Together with our daughter and our five wonderful middle-aged and senior dogs (plus all our resident spiders, garden snakes, bush-bunnies and other wild creatures) are pursuing this life of simple, kind, light, loving, green-growing, stuff building, and always learning homesteading-right-where-we-are!
#veganicfarming#veganicgardening #veganhomesteading #veganhomesteaders#permaculture #veganpermaculture#veganfarmers #vegangardeners#northcarolina#appalachia #foodforests#earthstewatdship #earthcare #peoplecare#fairshare #veganfamilies #simpleliving#kitchengarden #perrenials #annuals#herbgardens #flowergardens #foodgardens#biodynamics #smokeymountaingardeners #morningchores #homesteadchores#veganashville #ashevillevegan
Kyle and Athena

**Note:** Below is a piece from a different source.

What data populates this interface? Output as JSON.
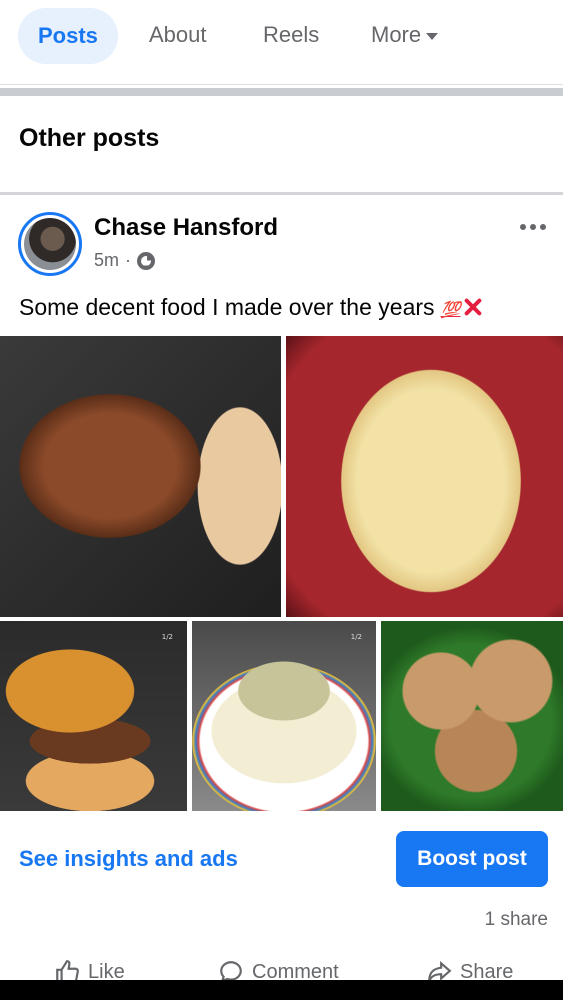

Welcome to our Farmstead Journal. We warmly invite you to read along as we share our journey as we learn and grow more authentic is our care and honor of the earth and all our fellow inhabitants, as we pursue our search for our own land and explore the meaning of homesteading and growing within plant-based/"veganic" principles. We seek deep authenticity, true peace, sanctuary for all and simplicity as our continual journey of learning and growing as a family.